Duke Energy’s corporate communications teammates are embedded with crews throughout Florida and the Carolinas to support Hurricane Dorian efforts. Here are their reports from Wednesday, Sept. 4.
Before Dorian hits the Carolinas, a little city emerges
With Hurricane Dorian inching toward the Carolinas coast, line workers, tree crews, damage assessors and other crews are funneling into temporary cities throughout North and South Carolina, where they’re ready to restore power outages as soon as it’s safe to do so.
Dorian is expected to bring hurricane and tropical storm-force winds and rain in the coastal, Pee Dee and Triangle regions of the Carolinas. The company expects the storm to cause 700,000 outages and has resources from 23 states and Canada ready to respond.
The Florence Civic Center, about 70 miles west of Myrtle Beach, S.C., was transformed overnight to house about 1,500 of these crews.
“We want them to be as close to the impacted areas as we can,” Customer Delivery Ops Manager Jonathan Evans said, “but still be out of harms way.”
Evans, who is managing logistics, said his team does practice drills throughout the year so they’re ready to set up these facilities when a storm is forecasted. The sites have cots and sleeping trailers, showers and hot meals for crews while they wait out the storm. They can also fuel their trucks and get any materials they need before they roll out.
At the Southern Region Operations Center, three conference rooms are staffed with teammates who are watching the weather and adjusting staffing plans as the storm shifts. In front of them, a whiteboard shows all of the crews ready to work in dry erase marker and magnets because adjustments happen often. It’s been a challenging storm to track, but they’re making sure that all of the staging sites are properly staffed for whatever Hurricane Dorian brings.
Powering communities through the storm
Ana Gibbs @DE_AnaGibb
Storms like Hurricane Dorian remind us how power plays an essential part of our lives.
Many of us struggle without WiFi and mobile devices, but the energy that powers our lives is essential to the infrastructure in our communities. From 911 call centers to hospitals to traffic signals to the neighborhood supermarket, daily necessities require electricity.
In Duke Energy’s DeLand Operations Center in Florida, Senior Administrative Assistant Michelle Lee supports the government and community relations team, which works closely with public officials and emergency operations centers during storms to ensure critical services can be restored as safely and quickly as possible. Critical services often support first responders and ensure safe public drinking water and sewer services.

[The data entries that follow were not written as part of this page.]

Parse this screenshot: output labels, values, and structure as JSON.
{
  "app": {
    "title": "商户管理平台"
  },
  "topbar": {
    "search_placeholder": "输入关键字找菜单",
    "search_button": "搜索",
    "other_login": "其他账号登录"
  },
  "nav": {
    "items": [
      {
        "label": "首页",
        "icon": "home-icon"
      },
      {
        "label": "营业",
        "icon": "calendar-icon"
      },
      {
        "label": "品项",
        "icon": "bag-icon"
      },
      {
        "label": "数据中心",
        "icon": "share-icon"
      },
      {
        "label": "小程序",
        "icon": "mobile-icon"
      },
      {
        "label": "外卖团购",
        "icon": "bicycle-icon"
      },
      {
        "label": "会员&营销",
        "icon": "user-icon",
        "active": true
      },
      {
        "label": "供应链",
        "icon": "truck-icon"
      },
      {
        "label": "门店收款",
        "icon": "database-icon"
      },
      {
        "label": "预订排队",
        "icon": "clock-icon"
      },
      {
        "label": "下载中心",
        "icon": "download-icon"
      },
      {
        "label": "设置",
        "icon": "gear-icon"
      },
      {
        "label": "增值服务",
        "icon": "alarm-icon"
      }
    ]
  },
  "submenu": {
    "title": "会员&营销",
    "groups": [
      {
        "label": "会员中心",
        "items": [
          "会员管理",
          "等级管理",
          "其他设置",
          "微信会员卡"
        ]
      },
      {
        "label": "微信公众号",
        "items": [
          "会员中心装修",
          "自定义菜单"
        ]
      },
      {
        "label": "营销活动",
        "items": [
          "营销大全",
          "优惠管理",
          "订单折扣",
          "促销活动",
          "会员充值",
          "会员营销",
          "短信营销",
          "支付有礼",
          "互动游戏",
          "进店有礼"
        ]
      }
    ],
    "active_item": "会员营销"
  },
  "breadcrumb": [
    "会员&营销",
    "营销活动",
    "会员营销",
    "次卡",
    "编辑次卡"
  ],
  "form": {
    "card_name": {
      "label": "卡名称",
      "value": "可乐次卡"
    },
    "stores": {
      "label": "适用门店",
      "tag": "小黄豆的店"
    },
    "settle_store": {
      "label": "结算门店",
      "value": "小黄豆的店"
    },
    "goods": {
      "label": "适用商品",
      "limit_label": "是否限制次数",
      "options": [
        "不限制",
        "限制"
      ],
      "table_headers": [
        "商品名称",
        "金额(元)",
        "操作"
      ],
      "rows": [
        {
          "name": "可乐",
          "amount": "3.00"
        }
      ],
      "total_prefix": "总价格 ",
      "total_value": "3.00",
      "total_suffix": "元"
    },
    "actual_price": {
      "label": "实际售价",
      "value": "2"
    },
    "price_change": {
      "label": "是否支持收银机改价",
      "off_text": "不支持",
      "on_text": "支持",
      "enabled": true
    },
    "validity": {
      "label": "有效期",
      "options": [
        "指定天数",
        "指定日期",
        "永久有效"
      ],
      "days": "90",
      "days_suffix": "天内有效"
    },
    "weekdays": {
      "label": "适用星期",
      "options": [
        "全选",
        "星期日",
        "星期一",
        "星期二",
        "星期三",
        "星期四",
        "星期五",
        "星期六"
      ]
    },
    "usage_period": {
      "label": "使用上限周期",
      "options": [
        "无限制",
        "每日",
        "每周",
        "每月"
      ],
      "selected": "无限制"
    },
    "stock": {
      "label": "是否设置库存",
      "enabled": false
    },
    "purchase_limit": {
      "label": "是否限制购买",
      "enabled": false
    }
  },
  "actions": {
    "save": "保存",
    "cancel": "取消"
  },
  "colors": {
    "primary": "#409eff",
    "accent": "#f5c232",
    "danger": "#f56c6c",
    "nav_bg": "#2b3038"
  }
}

"I get great satisfaction in being part of such a great team,” said Lee, who has worked for Duke Energy 23 years. “It provides me an opportunity to build great relationships with community members, nonprofit organizations, and fellow employees.”
Lee and her co-workers are often called on at any hour of the day or night to help keep the lights on, “When our customers go through significant events like Hurricane Dorian,” Lee said, “everyone watches out for each other, to get our lives back to normal as soon as possible.”
In Florida, the storm that wasn’t … was still filled with purpose
Dorian is the 10th hurricane I’ve worked in my career. I’ve traveled with line crews plenty of times, but during this deployment, I went airborne in a bucket truck for the first time.
I insisted local media go up with me to take photos and videos. As we inched to the sky, the bucket truck swayed, and our heart raced from the jolt of adrenaline. From 50 feet up, we saw what ready looked like.
“Wow, this is incredible,” exclaimed Daily Commercial photographer Paul Ryan. “I could stay up here all day.”
Duke Energy started mobilizing 6,500 workers in Florida a week ago. The 135-acre mustering spot in The Villages of Sumter County alone had more than 5,000 workers and 7,000 line and tree-trimming trucks and specialty vehicles ready to roll.
Canadian lineworker Shane Hastings described Dorian as “painstakingly slow,” and Orlando radio host Rick Stacy jokingly called it the most inconsiderate storm in history.
Still, Duke Energy needed to prepare with determination.
In the end, Dorian was the storm that wasn’t in Florida, and that’s a good thing. As quickly as workers set up the mustering spots, they broke them down and released line crews. Many are heading to the Carolinas to help with restoration efforts.
For me, experiencing the camaraderie among the crews and working with Duke Energy employees like Joe Hulett made the 3:30 a.m. wake-up calls, long hours, soaking rain and steamy heat worthwhile.